The following morning an elephant walks by our ‘pitch’ (are there no boundaries at all in the bush?) and scratches and tugs at some grass. We sip a cup of tea and feel humbled. They know exactly what is going on here. They know what belongs, what is ‘normal’ and that these cars, vehicles, imposters will move on again. And tomorrow will be different. New visitors, new people, new opportunities for water…This whole open area, this big space, this whole country, in fact, is open to the elephants (and possibly all the game).

Not as intimate as it used to be…

While I would like to keep a positive spin on things, it would be remiss of me not to mention that the camp itself has become rather large. A lot more safari tents. And a lot more tourists. The waterhole cannot support the growing number of animals coming from ever further away. It is now supported and ‘artificially’ augmented by water-carrying trucks. What used to be small and intimate has made way for the tourism dollar. And that is a two-edged sword, as with many other destinations. Perhaps a discussion for another time…

We should be thankful, really. That a country like Botswana is able to exist, considering its small population; and offer the opportunity to see and experience wildlife in their ‘natural environment’. And those last two words were in quotes because there is a balance to be had. Too many elephants are not good for an ecosystem either. They can be destructive too, just by their need to forage for miles and they trample and topple trees…

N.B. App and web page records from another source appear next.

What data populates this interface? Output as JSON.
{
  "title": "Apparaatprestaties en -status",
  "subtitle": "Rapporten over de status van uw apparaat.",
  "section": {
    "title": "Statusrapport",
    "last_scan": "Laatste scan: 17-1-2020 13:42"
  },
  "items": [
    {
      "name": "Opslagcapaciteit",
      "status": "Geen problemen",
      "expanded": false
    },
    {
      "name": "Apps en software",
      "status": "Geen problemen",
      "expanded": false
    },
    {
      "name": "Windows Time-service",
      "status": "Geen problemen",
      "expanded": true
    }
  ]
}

So, without going on too much about how to manage our wildlife, let me just say that this is an awesome way to get up close to a wild animal. A big, intimidating, powerful animal. And you’re not looking in from behind a fence or a viewing platform in a zoo. You’re one on one. And that makes a massive difference…